I rode up from Plymouth several times a year for 2½ years in the slip coach of the 8.30 Plymouth, slipped at Reading about 1 p.m. In all cases where there was a slip coach shackle was placed over the ordinary drawhook of the last coach of the main train and the vacuum pipes were connected without the self-sealing adaptors. The coupling altered at the last stopping place. The 8.30 Plymouth 'adusted the slip couplings' at Westbury. This meant putting the shackle of the last coach of the main train over the drawhook of the sli coach and self-sealing ends fitted to both vacuum pipes – on the slip and on the main train. The guard of the main train walked through the main train nearing Westbury and inquired over every passenger if they were travelling to Reading and if so to get out at Westbury and walk back to the slip coach. Then he came to the slip coach and asked if there was anyone on board for Paddington – in which case to get out and go forward into the main train. I have spoken to a driver who used to work up from Plymouth in the 1950s and he said that if they had to slip at Reading he would be careful – signals permitting – not to use his brakes at all to come around the bend at Reading, off the Berks & Hants Line and into the Up Platform Loop at Reading at 20mph. He had the brakes fully off and the vacuum chambers above each brake piston and underneath the slip coach fully exhausted and did not want to interfere with that. He said he would shut off steam at the right place and free-wheel, losing speed so that he entered the platform loop without using brakes. As he came under the great signal gantry at Reading he kept his eye on the vacuum gauge in his cab because that would tell him when the slip guard had detached the coach. When the slip was made, the vacuum pipes parted between the main train and the slip coach and the Train Pipe needle of the gauge would dip briefly as air ran in as the pipes came apart and before the automatic sealing valves worked. Once he saw the needle dip he would put on steam. Everything on the mechanical railway was down to the skill of the men doing the work.

Up until 1953 I regularly saw the 8.30 Plymouth and the 8.20 Weston-super-Mare slipping at Reading at 20mph. The whole train would be sent through the Up Main Platform (No.5) Loop and at that speed the guard did not pull his lever until he was just on the platform end. We boys used to crowd to that end to catch a glimpse of him doing this. Moving out to between Didcot and Swindon I did on one or two occasions stand on Foxhall bridge and see the 8.30 Weston go through at 70 and then the slip coach appear after a minute or so all by itself, rolling along! An amazing sight.

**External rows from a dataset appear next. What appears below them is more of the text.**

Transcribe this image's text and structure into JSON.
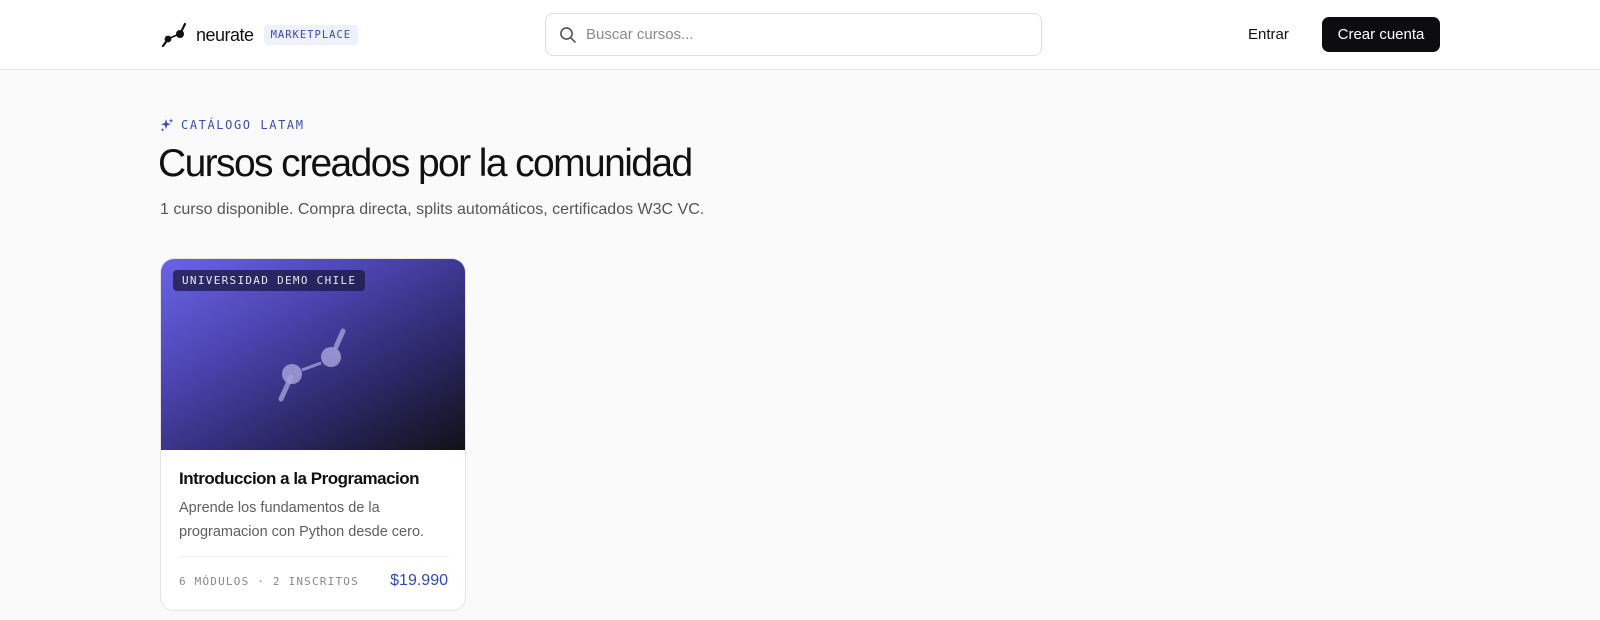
{
  "header": {
    "brand_name": "neurate",
    "brand_badge": "MARKETPLACE",
    "search": {
      "placeholder": "Buscar cursos...",
      "value": ""
    },
    "login_label": "Entrar",
    "signup_label": "Crear cuenta",
    "icons": {
      "logo": "neurate-logo-icon",
      "search": "search-icon"
    }
  },
  "hero": {
    "eyebrow": "CATÁLOGO LATAM",
    "eyebrow_icon": "sparkles-icon",
    "title": "Cursos creados por la comunidad",
    "subtitle": "1 curso disponible. Compra directa, splits automáticos, certificados W3C VC."
  },
  "courses": [
    {
      "org": "UNIVERSIDAD DEMO CHILE",
      "title": "Introduccion a la Programacion",
      "description": "Aprende los fundamentos de la programacion con Python desde cero.",
      "meta": "6 MÓDULOS · 2 INSCRITOS",
      "price": "$19.990",
      "cover_icon": "neurate-logo-icon"
    }
  ],
  "colors": {
    "accent": "#3b4cb0",
    "price": "#3148b8",
    "primary_button": "#0d0d10",
    "cover_gradient": [
      "#6a64e6",
      "#2b2866",
      "#111116"
    ]
  }
}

One last point. Not only did the slip coach break the solemn rule that there must never be two trains in one block section but it also broke the rule that there should only be one tail lamp on a train – on the last vehicle. A train carrying a slip had the 'Main Train' tail lamps on the last coach of the main train – two red lights one above the other – made as a single unit for ease of handling, and the slip coach had 'First Slip' lamp, a red and a white side by side and also built as a single unit. If there were two slips the last slip carried this lamp – because he was first to go – and the inner slip carried a red and a white one above the other but if there were three slips then the last to go – the third slip – carried a triangular formation of tail lamps, a white and a red side by side with another red above those two.
Bicester distant signal with slipping repeating distant

The Down Distant signal for Bicester with the slip guard's repeating distant, worked from the same wire that works the main arm.

A double-ended Collett slip coach, diagram F24, at the rear of an up train on the approaches to Reading.

(photo from the webmaster's collection)


'By slip coach to Bicester', an extract from the Railway Roundabout TV series featuring the last ever slip coach operation in the UK on 9 September 1960. The slip coach, number 7374, is one of the three Hawksworth slip coach conversions, and remained in BR chocolate and cream at that time.

Further reading: Slip Coaches